I wasn’t able to finish the last post like I wanted to because Ellie got after me for staying up too late. Ah, well. I like it that someone is actually attempting to take care of me.
I haven’t gone back to school yet. Mom says I’m still too weak and I still throw up every now and them. My body just hasn’t adjusted to being back at home yet. She also said that I’m more likely to get an infection at school than at home in my room. So I’ve been homeschooling with her.
She isn’t really a very good teacher, so most of the time, I teach myself. It works, I guess. Whatever helps me get by.
Now for the story.
So the next day, after I was done with chemo for the day and thought I was feeling okay, I went to Phoenix’s room like she’d told me. The door was open a crack, so I tapped once and pushed it open a bit more. She was sitting cross-legged in the middle of the floor, staring at a mound of yarn as she pulled some strands from the others.
When she saw the door out the corner of her eyes, she nodded. “You can come in.”
Today, she wasn’t wearing the same black cap. It was a powder blue with two pompons hanging from strands of yarn that were connected to the top of the hat.
“Nice hat,” I said as I eased myself down on the floor beside her on the black shag rug. Her forehead furrowed in concentration and the tip of her tongue stuck from between her lips. The only acknowledgement I was given was a tiny flick of the fingers in my direction.
So I watched her pull the yarn from her mound. She seemed content to do just that. It was only after she had begun to braid three pieces together that I realized why she had a mini-hill of yarn in the middle of the floor. But I didn’t speak so I wouldn’t break her concentration.
Her eyes followed her fingers with great care and the braid grew gradually longer and became a splash of color as she pulled more strands into the braid as the others began to run out of string.
Purple, green, and blue began the braid, then faded into deeper shades, then lightened into red, orange, and yellow and darkened again. When she was about the reach the end (and when the braid was about twelve feet long) she pulled three new pieces from the pile. Black, white, and gray.
Before she began work with these, she stood and went to a desk that stood in one corner of the room next to a pink-flowered couch. She took something from on top of the desk and sat back down with it. It was a little silver hook with an even tinier hook at the end.
With the three new strands and the stick-hook, she began to weave them into the braid—lacing them through each loop and crevice to intertwine the dark with the beautiful colors she’d woven together with her small fingers.

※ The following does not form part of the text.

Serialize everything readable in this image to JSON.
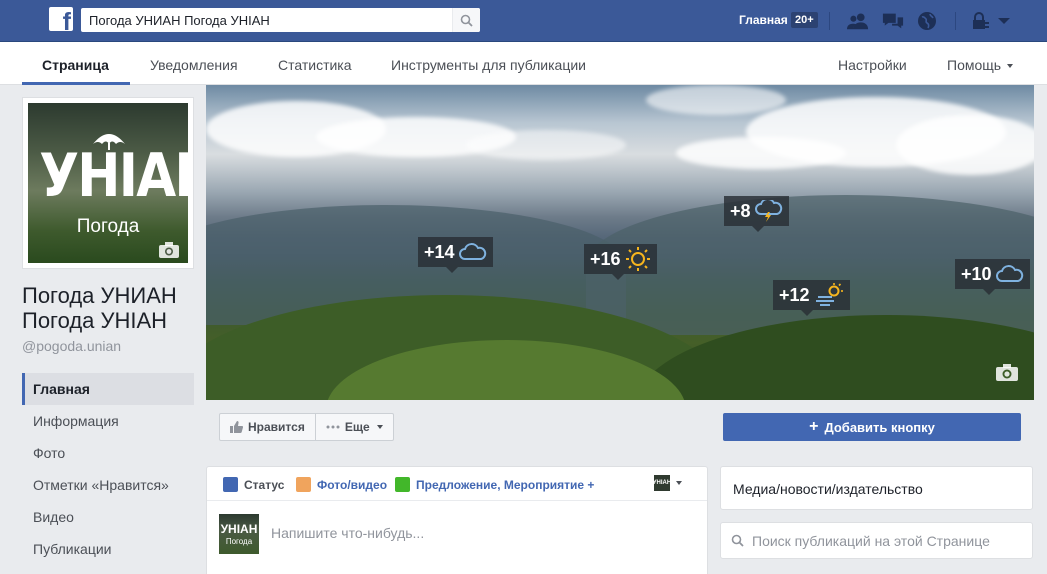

Suddenly, she stopped. She studied her work for a moment. Then she held the braid out to me. “You try.”
“I’ll show you. Here.” She handed me the silver stick-hook and had me hold the braid in one hand.

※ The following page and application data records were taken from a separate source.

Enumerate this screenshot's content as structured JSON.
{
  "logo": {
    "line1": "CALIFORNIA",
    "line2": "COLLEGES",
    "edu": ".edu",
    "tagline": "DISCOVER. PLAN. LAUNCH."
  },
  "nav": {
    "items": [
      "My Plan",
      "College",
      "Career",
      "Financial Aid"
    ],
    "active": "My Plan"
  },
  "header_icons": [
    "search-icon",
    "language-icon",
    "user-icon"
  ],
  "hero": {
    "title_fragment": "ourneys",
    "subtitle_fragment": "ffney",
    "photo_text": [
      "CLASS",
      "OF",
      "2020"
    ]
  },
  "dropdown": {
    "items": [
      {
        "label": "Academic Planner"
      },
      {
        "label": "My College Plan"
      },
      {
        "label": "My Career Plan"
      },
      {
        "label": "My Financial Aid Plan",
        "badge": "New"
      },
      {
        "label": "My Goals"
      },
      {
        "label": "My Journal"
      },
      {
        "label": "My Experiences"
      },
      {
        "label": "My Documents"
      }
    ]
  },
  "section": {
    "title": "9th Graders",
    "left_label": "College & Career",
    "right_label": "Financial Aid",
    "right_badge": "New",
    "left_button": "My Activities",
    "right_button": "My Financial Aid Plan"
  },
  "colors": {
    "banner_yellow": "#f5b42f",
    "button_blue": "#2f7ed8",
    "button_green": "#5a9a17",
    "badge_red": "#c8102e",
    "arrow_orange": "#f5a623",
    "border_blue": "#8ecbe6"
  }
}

“This is a crochet hook,” she said as she held up the stick. “You can use it to crochet or . . .” she paused and touched the braid lightly, “do this.”

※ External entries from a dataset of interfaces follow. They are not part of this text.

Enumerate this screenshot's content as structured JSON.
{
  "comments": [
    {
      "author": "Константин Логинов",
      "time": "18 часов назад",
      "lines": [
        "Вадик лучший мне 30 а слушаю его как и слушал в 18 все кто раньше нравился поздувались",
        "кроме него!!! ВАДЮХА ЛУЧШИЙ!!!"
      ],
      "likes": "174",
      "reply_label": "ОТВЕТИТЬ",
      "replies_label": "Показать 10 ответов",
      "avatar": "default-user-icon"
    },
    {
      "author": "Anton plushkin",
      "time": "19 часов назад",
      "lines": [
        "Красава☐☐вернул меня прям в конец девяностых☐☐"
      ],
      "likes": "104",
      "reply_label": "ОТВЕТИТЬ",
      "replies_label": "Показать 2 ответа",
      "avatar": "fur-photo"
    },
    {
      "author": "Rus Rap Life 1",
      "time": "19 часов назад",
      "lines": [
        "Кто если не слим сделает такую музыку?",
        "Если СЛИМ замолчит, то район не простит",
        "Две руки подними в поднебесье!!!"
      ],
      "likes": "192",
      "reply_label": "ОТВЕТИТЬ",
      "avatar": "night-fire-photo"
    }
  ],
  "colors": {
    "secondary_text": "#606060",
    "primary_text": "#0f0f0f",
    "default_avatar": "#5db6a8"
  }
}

“I don’t know. I made it up.” She pulled the black yarn through the tiny crevice the green and purple made and flipped it back around the weave back through the purple and blue. “Like that. But keep the lengths even so you don’t end up with a mess.”
“Umm . . .” I had no idea how to do it, she showed me again. When I actually got around the trying it, it did end up a mess, but as she said, “a very sophisticated mess.”
After I was done weaving the last strand into the braid, she took it from me and got two knitting needles from on the desk, then changed her mind before she sat down again.
“How good are you feeling today?”
“Pretty okay, I guess. Why?”
“Good.” Her eyes shifted to the bed. “I made you a new hat this morning.” She glanced at the one already on my head and sighed. “Do you really like that one?”
I nodded. “You bet.”
“Well . . . okay.” She crossed the room to the bed and pulled the braid after her, laying it out
carefully on the quilt and setting the needles beside it. Then she slipped a navy blue cap from beneath her pillow and tugged off her powder blue one. “Which one?”
I startled when I realized she was asking me which looked better on her. “I like both,” I said because I was uncertain as to what exactly she was asking.
“Just pick one, Jove No-Middle-Name Caraway.” She gave me a look.
“Oh. Well, I guess the navy blue.”
“Thank you.” She pulled it on over her blond hair and tossed the other onto the bed beside the braid.
Then she crossed the room to me and took my hand, tugging it to pull me to my feet. I stood and saw for the first time that I was a whole head taller.
“We’re going for a walk, No-Middle-Name.”